Now I am a nude model at art school to pay school and living expenses, and I love it. My first nude modelling job was out of desperation; I’d been unemployed and doing nothing for almost a year when my friend talked about her nude modelling I figured: why the fuck not, they’re always short on models? I got hired for my first job at a part-time art school where people try to juggle learning art skills and work; mostly older men and women. I felt anxious looking for the class, a painting class, but when I stepped in and introduced myself as a model some of the women came up to me, marvelled at my outfit and instantly demanded the tutor for me to model with my clothing for a while. As the class went on I stripped more of my outfit; from coat to warm sweater & dress to my simple dress. The best start I could’ve had, really.
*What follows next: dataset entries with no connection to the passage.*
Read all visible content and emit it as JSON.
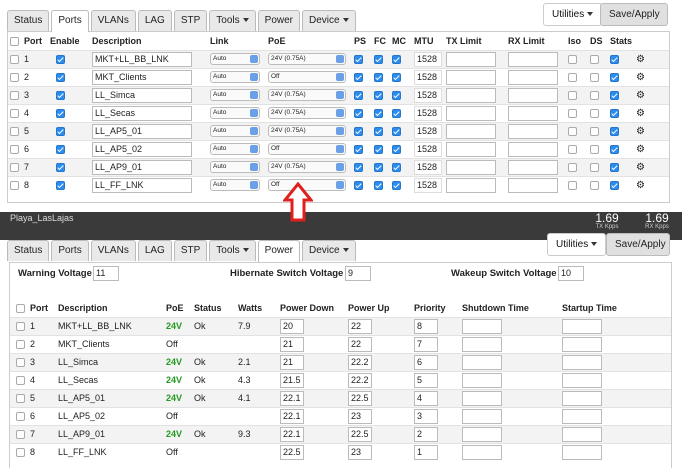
{
  "ports_view": {
    "tabs": [
      {
        "label": "Status"
      },
      {
        "label": "Ports"
      },
      {
        "label": "VLANs"
      },
      {
        "label": "LAG"
      },
      {
        "label": "STP"
      },
      {
        "label": "Tools"
      },
      {
        "label": "Power"
      },
      {
        "label": "Device"
      }
    ],
    "utilities_label": "Utilities",
    "save_label": "Save/Apply",
    "headers": {
      "port": "Port",
      "enable": "Enable",
      "description": "Description",
      "link": "Link",
      "poe": "PoE",
      "ps": "PS",
      "fc": "FC",
      "mc": "MC",
      "mtu": "MTU",
      "tx": "TX Limit",
      "rx": "RX Limit",
      "iso": "Iso",
      "ds": "DS",
      "stats": "Stats"
    },
    "rows": [
      {
        "port": "1",
        "description": "MKT+LL_BB_LNK",
        "link": "Auto",
        "poe": "24V (0.75A)",
        "mtu": "1528"
      },
      {
        "port": "2",
        "description": "MKT_Clients",
        "link": "Auto",
        "poe": "Off",
        "mtu": "1528"
      },
      {
        "port": "3",
        "description": "LL_Simca",
        "link": "Auto",
        "poe": "24V (0.75A)",
        "mtu": "1528"
      },
      {
        "port": "4",
        "description": "LL_Secas",
        "link": "Auto",
        "poe": "24V (0.75A)",
        "mtu": "1528"
      },
      {
        "port": "5",
        "description": "LL_AP5_01",
        "link": "Auto",
        "poe": "24V (0.75A)",
        "mtu": "1528"
      },
      {
        "port": "6",
        "description": "LL_AP5_02",
        "link": "Auto",
        "poe": "Off",
        "mtu": "1528"
      },
      {
        "port": "7",
        "description": "LL_AP9_01",
        "link": "Auto",
        "poe": "24V (0.75A)",
        "mtu": "1528"
      },
      {
        "port": "8",
        "description": "LL_FF_LNK",
        "link": "Auto",
        "poe": "Off",
        "mtu": "1528"
      }
    ]
  },
  "power_view": {
    "site": "Playa_LasLajas",
    "tx_rate": "1.69",
    "tx_unit": "TX Kpps",
    "rx_rate": "1.69",
    "rx_unit": "RX Kpps",
    "tabs": [
      {
        "label": "Status"
      },
      {
        "label": "Ports"
      },
      {
        "label": "VLANs"
      },
      {
        "label": "LAG"
      },
      {
        "label": "STP"
      },
      {
        "label": "Tools"
      },
      {
        "label": "Power"
      },
      {
        "label": "Device"
      }
    ],
    "utilities_label": "Utilities",
    "save_label": "Save/Apply",
    "warning_label": "Warning Voltage",
    "warning_value": "11",
    "hibernate_label": "Hibernate Switch Voltage",
    "hibernate_value": "9",
    "wakeup_label": "Wakeup Switch Voltage",
    "wakeup_value": "10",
    "headers": {
      "port": "Port",
      "description": "Description",
      "poe": "PoE",
      "status": "Status",
      "watts": "Watts",
      "power_down": "Power Down",
      "power_up": "Power Up",
      "priority": "Priority",
      "shutdown": "Shutdown Time",
      "startup": "Startup Time"
    },
    "rows": [
      {
        "port": "1",
        "description": "MKT+LL_BB_LNK",
        "poe": "24V",
        "status": "Ok",
        "watts": "7.9",
        "power_down": "20",
        "power_up": "22",
        "priority": "8"
      },
      {
        "port": "2",
        "description": "MKT_Clients",
        "poe": "Off",
        "status": "",
        "watts": "",
        "power_down": "21",
        "power_up": "22",
        "priority": "7"
      },
      {
        "port": "3",
        "description": "LL_Simca",
        "poe": "24V",
        "status": "Ok",
        "watts": "2.1",
        "power_down": "21",
        "power_up": "22.2",
        "priority": "6"
      },
      {
        "port": "4",
        "description": "LL_Secas",
        "poe": "24V",
        "status": "Ok",
        "watts": "4.3",
        "power_down": "21.5",
        "power_up": "22.2",
        "priority": "5"
      },
      {
        "port": "5",
        "description": "LL_AP5_01",
        "poe": "24V",
        "status": "Ok",
        "watts": "4.1",
        "power_down": "22.1",
        "power_up": "22.5",
        "priority": "4"
      },
      {
        "port": "6",
        "description": "LL_AP5_02",
        "poe": "Off",
        "status": "",
        "watts": "",
        "power_down": "22.1",
        "power_up": "23",
        "priority": "3"
      },
      {
        "port": "7",
        "description": "LL_AP9_01",
        "poe": "24V",
        "status": "Ok",
        "watts": "9.3",
        "power_down": "22.1",
        "power_up": "22.5",
        "priority": "2"
      },
      {
        "port": "8",
        "description": "LL_FF_LNK",
        "poe": "Off",
        "status": "",
        "watts": "",
        "power_down": "22.5",
        "power_up": "23",
        "priority": "1"
      }
    ]
  },
  "colors": {
    "accent": "#2d8cf0",
    "arrow": "#e0201c",
    "poe_on": "#229922"
  }
}
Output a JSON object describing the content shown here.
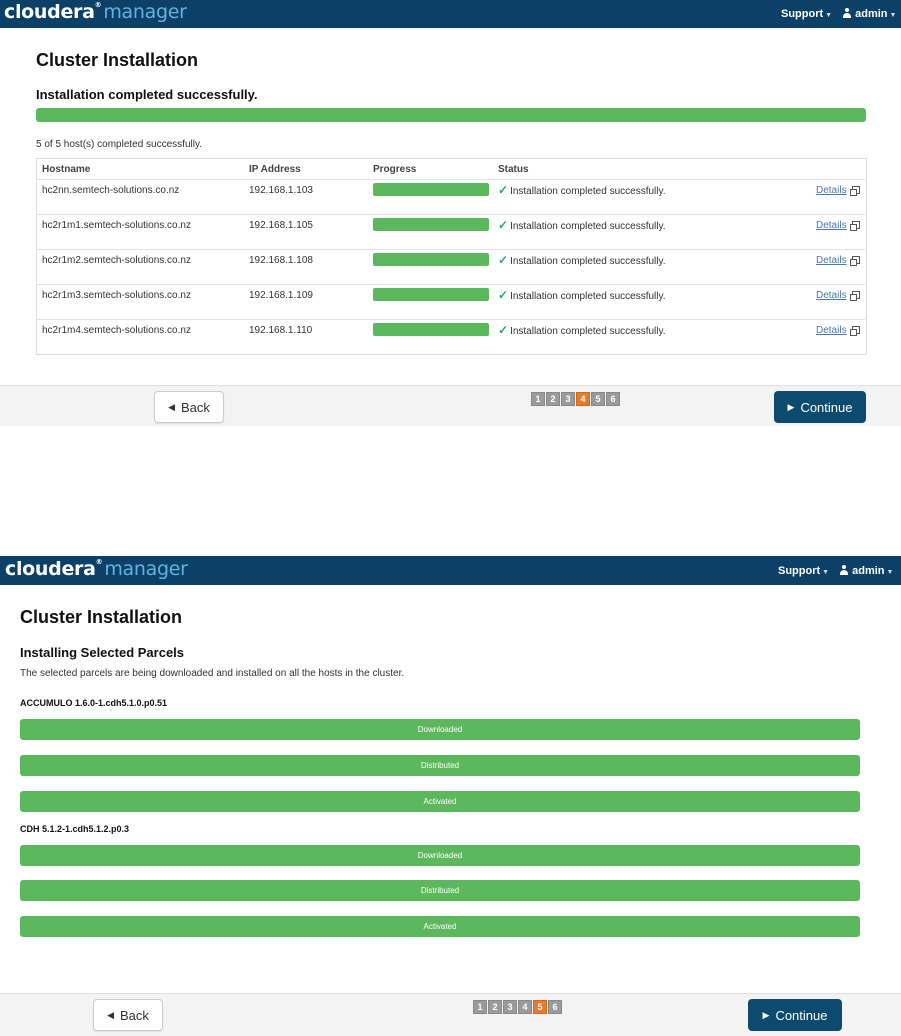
{
  "app": {
    "logo_word": "cloudera",
    "logo_reg": "®",
    "logo_product": "manager",
    "support_label": "Support",
    "user_label": "admin"
  },
  "screen1": {
    "title": "Cluster Installation",
    "subtitle": "Installation completed successfully.",
    "overall_progress": 1.0,
    "summary": "5 of 5 host(s) completed successfully.",
    "columns": [
      "Hostname",
      "IP Address",
      "Progress",
      "Status"
    ],
    "rows": [
      {
        "hostname": "hc2nn.semtech-solutions.co.nz",
        "ip": "192.168.1.103",
        "progress": 1.0,
        "status": "Installation completed successfully.",
        "details": "Details"
      },
      {
        "hostname": "hc2r1m1.semtech-solutions.co.nz",
        "ip": "192.168.1.105",
        "progress": 1.0,
        "status": "Installation completed successfully.",
        "details": "Details"
      },
      {
        "hostname": "hc2r1m2.semtech-solutions.co.nz",
        "ip": "192.168.1.108",
        "progress": 1.0,
        "status": "Installation completed successfully.",
        "details": "Details"
      },
      {
        "hostname": "hc2r1m3.semtech-solutions.co.nz",
        "ip": "192.168.1.109",
        "progress": 1.0,
        "status": "Installation completed successfully.",
        "details": "Details"
      },
      {
        "hostname": "hc2r1m4.semtech-solutions.co.nz",
        "ip": "192.168.1.110",
        "progress": 1.0,
        "status": "Installation completed successfully.",
        "details": "Details"
      }
    ],
    "back_label": "Back",
    "continue_label": "Continue",
    "pages": [
      "1",
      "2",
      "3",
      "4",
      "5",
      "6"
    ],
    "active_page": "4"
  },
  "screen2": {
    "title": "Cluster Installation",
    "subtitle": "Installing Selected Parcels",
    "description": "The selected parcels are being downloaded and installed on all the hosts in the cluster.",
    "parcels": [
      {
        "name": "ACCUMULO 1.6.0-1.cdh5.1.0.p0.51",
        "stages": [
          "Downloaded",
          "Distributed",
          "Activated"
        ]
      },
      {
        "name": "CDH 5.1.2-1.cdh5.1.2.p0.3",
        "stages": [
          "Downloaded",
          "Distributed",
          "Activated"
        ]
      }
    ],
    "back_label": "Back",
    "continue_label": "Continue",
    "pages": [
      "1",
      "2",
      "3",
      "4",
      "5",
      "6"
    ],
    "active_page": "5"
  },
  "colors": {
    "navbar": "#0c4067",
    "progress": "#5cb85c",
    "active_page": "#e87a2d",
    "continue_button": "#0d4a6f"
  }
}
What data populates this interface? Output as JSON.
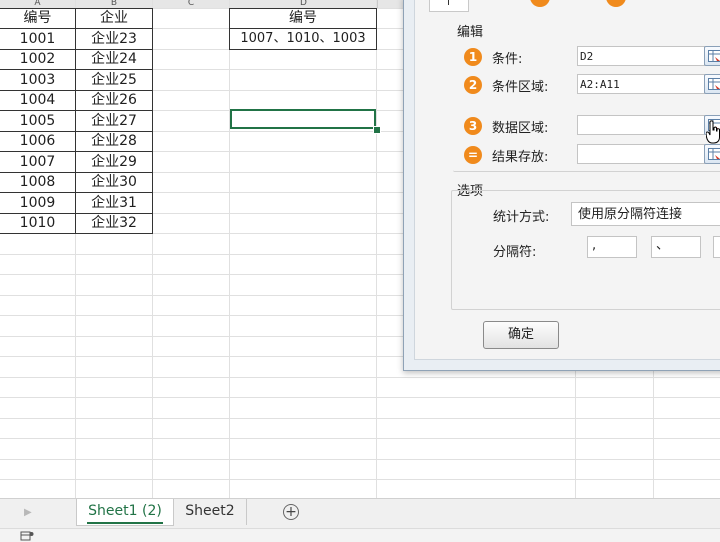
{
  "sheet": {
    "columns": [
      "A",
      "B",
      "C",
      "D"
    ],
    "header_row": {
      "col_a": "编号",
      "col_b": "企业",
      "col_d": "编号"
    },
    "rows": [
      {
        "id": "1001",
        "company": "企业23"
      },
      {
        "id": "1002",
        "company": "企业24"
      },
      {
        "id": "1003",
        "company": "企业25"
      },
      {
        "id": "1004",
        "company": "企业26"
      },
      {
        "id": "1005",
        "company": "企业27"
      },
      {
        "id": "1006",
        "company": "企业28"
      },
      {
        "id": "1007",
        "company": "企业29"
      },
      {
        "id": "1008",
        "company": "企业30"
      },
      {
        "id": "1009",
        "company": "企业31"
      },
      {
        "id": "1010",
        "company": "企业32"
      }
    ],
    "result_cell": "1007、1010、1003"
  },
  "dialog": {
    "section_edit": "编辑",
    "fields": [
      {
        "num": "1",
        "label": "条件:",
        "value": "D2"
      },
      {
        "num": "2",
        "label": "条件区域:",
        "value": "A2:A11"
      },
      {
        "num": "3",
        "label": "数据区域:",
        "value": ""
      },
      {
        "num": "=",
        "label": "结果存放:",
        "value": ""
      }
    ],
    "section_options": "选项",
    "stat_method_label": "统计方式:",
    "stat_method_value": "使用原分隔符连接",
    "separator_label": "分隔符:",
    "separator_values": [
      ",",
      "、",
      ""
    ],
    "ok_label": "确定"
  },
  "tabs": {
    "sheets": [
      "Sheet1 (2)",
      "Sheet2"
    ],
    "add_label": "+"
  },
  "colors": {
    "accent_green": "#217346",
    "step_orange": "#f08a1c"
  }
}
After a break it was time for me to sit naked. It works like this: a nude model always has a tiny space, mostly somewhat hidden or directly separated in the classroom. They come out wearing a robe of some sorts and shed it when they are on a tiny shoddily made stage with some props and blankets, often with some heaters directed towards them and lighting and lamps for some artistic shading. For the occasion I’d bought a second hand fancy robe in a beautiful light blue of a shiny fabric with a small lace collar, it is soft on my skin and drapes like silk. I came out in the robe, which makes me feel fancy, smooth and incredibly feminine, as I came on the stage I dropped it and I imagined it fell smoothly, almost sensual, and I was naked in front of a bunch of people I didn’t know and it felt ok.

Sometimes I still don’t feel one hundred percent okay with my body — like why is my nose so damn weird or why are my arms flabby and my toes so gross GOD, but it comes and goes and I always remind myself that this is my body; a body of life, it gives me pleasure and sadness, it is not separated from my mind. My body is part of who I am; it allows me to experience this world, it gives me grief and joy and it gives me privilege in places and prejudice in others. My body is not an object detached from who I am, who I chose to be and how I experience life. It is simply me. And I must and need to be who I am or want to be or it will cause me pain to try to be otherwise.

Documented throughout here are some other posts in which I’ve mused over myself, my body and my relationship to clothing.

The First Realisation of Body Contentedness
The Second Realisation
Outfit as a Uniform in Midst Depression
The Technique I Used